= Beginning of Section =
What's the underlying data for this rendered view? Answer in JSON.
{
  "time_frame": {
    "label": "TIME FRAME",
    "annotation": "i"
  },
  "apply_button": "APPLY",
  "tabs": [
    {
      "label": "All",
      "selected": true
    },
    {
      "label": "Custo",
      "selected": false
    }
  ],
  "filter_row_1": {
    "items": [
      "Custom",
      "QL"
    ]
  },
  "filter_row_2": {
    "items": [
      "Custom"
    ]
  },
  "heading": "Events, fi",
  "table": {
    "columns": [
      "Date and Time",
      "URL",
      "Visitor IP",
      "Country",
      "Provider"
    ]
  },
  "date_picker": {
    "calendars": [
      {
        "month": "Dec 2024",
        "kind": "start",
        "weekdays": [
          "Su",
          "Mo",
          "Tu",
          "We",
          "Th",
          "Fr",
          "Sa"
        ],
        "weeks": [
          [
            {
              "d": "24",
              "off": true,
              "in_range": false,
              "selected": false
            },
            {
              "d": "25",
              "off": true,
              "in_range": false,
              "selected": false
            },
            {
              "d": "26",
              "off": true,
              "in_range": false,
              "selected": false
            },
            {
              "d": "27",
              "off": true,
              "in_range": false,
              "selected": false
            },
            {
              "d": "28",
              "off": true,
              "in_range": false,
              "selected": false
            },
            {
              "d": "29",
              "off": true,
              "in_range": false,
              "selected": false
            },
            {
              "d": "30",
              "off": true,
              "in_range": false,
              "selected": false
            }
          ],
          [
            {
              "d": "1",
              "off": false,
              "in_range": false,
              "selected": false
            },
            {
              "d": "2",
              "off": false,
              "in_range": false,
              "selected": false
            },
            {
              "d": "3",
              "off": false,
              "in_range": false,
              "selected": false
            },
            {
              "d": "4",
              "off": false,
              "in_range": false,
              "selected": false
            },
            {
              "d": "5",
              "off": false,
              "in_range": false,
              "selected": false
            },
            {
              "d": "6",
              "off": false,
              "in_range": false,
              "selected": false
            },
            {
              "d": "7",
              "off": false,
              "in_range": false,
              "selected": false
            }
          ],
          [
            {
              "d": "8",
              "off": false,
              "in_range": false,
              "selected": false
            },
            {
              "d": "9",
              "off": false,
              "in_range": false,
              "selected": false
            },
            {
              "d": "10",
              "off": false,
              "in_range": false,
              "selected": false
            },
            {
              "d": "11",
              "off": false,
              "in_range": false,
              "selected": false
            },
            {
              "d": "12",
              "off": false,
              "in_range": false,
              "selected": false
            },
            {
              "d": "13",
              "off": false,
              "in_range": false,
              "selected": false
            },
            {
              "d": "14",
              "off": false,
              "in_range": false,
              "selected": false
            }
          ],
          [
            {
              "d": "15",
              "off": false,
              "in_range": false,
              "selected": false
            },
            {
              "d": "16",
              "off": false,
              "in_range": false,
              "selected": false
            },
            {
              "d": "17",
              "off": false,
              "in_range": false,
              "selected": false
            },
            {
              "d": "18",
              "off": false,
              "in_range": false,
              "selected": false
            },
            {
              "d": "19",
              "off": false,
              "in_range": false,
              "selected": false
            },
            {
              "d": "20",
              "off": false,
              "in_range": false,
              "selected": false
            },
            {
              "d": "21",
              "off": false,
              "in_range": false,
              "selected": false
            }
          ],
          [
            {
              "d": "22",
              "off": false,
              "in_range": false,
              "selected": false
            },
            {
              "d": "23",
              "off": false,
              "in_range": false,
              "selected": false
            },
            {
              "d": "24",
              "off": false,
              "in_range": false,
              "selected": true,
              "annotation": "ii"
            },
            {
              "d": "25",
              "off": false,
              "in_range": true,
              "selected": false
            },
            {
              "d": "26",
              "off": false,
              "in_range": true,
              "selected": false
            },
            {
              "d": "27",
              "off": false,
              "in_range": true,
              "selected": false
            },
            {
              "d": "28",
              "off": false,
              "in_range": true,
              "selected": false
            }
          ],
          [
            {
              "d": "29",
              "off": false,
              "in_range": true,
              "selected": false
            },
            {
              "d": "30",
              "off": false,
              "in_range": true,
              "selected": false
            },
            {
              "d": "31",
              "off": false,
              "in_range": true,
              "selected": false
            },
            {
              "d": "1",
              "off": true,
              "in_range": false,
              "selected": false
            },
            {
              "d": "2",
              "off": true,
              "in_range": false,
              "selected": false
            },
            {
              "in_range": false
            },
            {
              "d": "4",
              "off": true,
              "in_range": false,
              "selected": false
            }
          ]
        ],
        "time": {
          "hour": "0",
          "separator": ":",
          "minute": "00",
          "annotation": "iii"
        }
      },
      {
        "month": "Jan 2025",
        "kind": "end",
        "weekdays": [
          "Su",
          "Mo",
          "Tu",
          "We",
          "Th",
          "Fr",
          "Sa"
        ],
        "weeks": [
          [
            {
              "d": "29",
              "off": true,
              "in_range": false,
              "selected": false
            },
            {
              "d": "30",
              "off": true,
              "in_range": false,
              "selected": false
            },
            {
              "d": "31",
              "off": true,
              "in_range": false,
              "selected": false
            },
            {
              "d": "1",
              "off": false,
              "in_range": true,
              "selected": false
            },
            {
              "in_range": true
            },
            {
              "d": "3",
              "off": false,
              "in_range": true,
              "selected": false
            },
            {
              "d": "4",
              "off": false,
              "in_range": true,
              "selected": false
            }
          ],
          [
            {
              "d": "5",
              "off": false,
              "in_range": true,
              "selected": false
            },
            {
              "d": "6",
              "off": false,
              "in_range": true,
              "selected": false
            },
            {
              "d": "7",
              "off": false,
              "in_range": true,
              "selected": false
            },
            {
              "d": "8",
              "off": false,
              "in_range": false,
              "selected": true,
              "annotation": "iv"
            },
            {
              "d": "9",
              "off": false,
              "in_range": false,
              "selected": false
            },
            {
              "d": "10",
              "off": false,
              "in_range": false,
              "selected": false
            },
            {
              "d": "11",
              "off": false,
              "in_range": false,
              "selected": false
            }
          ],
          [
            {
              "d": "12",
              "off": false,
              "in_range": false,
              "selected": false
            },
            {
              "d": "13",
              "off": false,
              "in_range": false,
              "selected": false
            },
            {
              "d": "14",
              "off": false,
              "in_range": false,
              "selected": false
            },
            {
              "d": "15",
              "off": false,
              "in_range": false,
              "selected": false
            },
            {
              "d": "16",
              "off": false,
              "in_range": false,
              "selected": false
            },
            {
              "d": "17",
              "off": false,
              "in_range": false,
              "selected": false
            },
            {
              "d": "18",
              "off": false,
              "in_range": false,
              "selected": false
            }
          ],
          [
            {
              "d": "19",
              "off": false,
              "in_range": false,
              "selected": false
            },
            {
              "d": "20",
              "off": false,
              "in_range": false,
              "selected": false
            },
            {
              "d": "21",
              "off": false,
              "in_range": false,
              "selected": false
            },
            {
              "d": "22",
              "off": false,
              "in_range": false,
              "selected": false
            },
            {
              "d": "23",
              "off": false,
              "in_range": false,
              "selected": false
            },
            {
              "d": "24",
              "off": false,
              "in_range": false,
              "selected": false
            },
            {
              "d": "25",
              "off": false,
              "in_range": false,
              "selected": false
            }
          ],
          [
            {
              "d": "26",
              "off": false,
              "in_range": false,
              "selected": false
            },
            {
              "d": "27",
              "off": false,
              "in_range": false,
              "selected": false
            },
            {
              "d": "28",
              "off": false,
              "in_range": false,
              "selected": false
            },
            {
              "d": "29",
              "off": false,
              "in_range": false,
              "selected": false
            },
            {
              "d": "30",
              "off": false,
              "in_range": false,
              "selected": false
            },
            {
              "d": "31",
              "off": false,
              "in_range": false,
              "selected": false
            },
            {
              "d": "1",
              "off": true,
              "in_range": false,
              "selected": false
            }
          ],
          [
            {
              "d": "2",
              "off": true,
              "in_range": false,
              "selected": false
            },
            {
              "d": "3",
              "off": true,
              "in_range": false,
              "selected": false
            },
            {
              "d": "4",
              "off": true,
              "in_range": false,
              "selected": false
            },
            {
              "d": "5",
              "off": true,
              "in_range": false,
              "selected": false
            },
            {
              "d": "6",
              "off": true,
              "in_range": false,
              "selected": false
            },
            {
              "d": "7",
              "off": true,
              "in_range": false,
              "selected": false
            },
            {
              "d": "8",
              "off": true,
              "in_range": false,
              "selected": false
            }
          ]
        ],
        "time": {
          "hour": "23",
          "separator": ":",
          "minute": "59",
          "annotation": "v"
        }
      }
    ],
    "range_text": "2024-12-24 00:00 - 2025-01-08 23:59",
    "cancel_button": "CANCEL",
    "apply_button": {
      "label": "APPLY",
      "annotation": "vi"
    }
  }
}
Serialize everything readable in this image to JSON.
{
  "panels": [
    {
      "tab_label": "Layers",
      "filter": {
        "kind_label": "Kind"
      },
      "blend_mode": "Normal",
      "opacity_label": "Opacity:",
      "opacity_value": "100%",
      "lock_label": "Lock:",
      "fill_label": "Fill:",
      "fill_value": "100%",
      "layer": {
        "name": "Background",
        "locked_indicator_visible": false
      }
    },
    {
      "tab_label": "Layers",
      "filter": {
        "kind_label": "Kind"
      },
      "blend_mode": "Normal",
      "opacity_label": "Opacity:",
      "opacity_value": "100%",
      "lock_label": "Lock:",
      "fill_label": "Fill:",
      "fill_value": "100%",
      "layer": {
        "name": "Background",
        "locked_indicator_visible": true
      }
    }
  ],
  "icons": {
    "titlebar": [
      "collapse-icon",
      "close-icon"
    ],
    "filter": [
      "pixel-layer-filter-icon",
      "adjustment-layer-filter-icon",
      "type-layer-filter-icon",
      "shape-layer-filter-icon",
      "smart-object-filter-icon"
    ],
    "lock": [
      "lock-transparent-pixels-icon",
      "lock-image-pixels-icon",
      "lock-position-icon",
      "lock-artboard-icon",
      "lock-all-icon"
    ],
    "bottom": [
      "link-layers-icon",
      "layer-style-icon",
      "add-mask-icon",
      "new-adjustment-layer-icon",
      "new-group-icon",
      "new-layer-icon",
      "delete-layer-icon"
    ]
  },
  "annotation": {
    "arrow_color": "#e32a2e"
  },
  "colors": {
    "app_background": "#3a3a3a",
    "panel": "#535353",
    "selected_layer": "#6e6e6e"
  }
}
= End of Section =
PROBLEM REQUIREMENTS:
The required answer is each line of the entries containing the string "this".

ANSWER TO THE PROBLEM:
What's the underlying data for this rendered view? Answer in JSON.
Serialize everything readable in this image to JSON.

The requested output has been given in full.